Those clad in amber and black were not thinking about a goodbye wave either.

On an ultimately grim afternoon, Bowen – whose milestone tenth goal of the season possessed a hollow feeling – said: “We all know that we are to blame on the pitch and take responsibility for the result after being in control for so much of the game.

“To let it slip like that; everyone knows that is frustrating. We just need to be mentally stronger together.”

As for his impromptu celebrations in the direction of Slutsky, he added: “He has shown great faith in me. There is loads of pressure on him, but at the end of the day, we are on the pitch.

“He just picks the team and we have got to perform for him and I wanted to dedicate the goal to him for everything he has done to me during the season so far on and off the pitch.

“He is a top bloke. I am sure everyone in the outside world can see that. He is a great bloke and man. Obviously, we all have sympathy for him. But we have to all take responsibility.”

Keen for Slutsky to remain in charge, Bowen continued: “Definitely.
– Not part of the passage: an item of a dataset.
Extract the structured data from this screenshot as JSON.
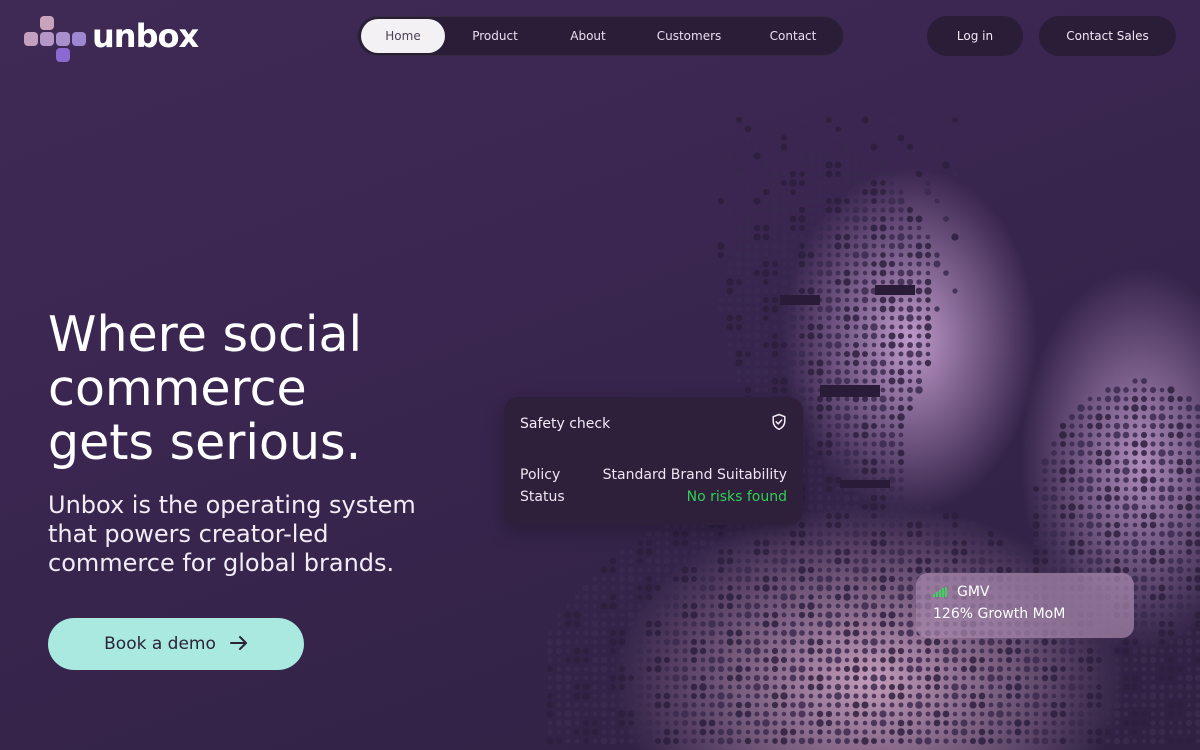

“For me, he has been great. It is not as if we have been going out there and playing awful and getting battered four or five-nil every week. We are playing well, it is just that we kick ourselves in the teeth sometimes.”

Too many times, Hull 
supporters would justifiably venture. Earlier, much earlier, there had been the tantalising prospect of respite for Hull against a Bristol side who looked nothing 
like a team nestled in the play-offs.

Their first-half show was atrocious, with the Tigers meriting their lead.

It may have been a touch fortuitous after Fraizer Campbell challenged Frank Fielding following Bowen’s dangerous centre with the ball rebounding in off the Hull striker, but the hosts earned their luck. The industrious Jackson Irvine also went close, while at the other end, the Tigers defence – minus the ill Michael Dawson with Ondrej Mazuch making his first appearance since August 26 – had few genuine alarms.

Irvine saw a header sail agonisingly wide early in the second half, but a two-goal buffer soon arrived when Bowen proved alert to latch onto Markus Henriksen’s header and fire home from close range, with the defensive issues exclusively belonging to Bristol.

A warning arrived when Allan McGregor denied Reid, but it was not heeded and Flint soon bundled home after beating the Hull keeper to a free-kick on the right from substitute Niclas Eliasson.

Trouble was brewing with Reid left criminally unmarked before firing home after Jamie Paterson’s free-kick was not cleared before Brownhill plunged in the knife. Horrible, just horrible.

Hull City: McGregor; Aina, Hector, Mazuch, Tomori; Stewart, Larsson (Meyler 73); Bowen (Grosicki 87), Henriksen, Irvine; Campbell (Dicko 74). Substitutes unused: Marshall, Clark, Hamilton, Meyler, Evandro.

Bristol City: Fielding; Wright, Flint, Baker, Magnusson; O’Dowda (Djuric 55), Brownhill, Smith, Pack (Paterson 45); Woodrow (Eliasson 45), Reid. Substitutes unused: Steele, Kelly, Leko, Taylor.

Referee: R Jones (Merseyside).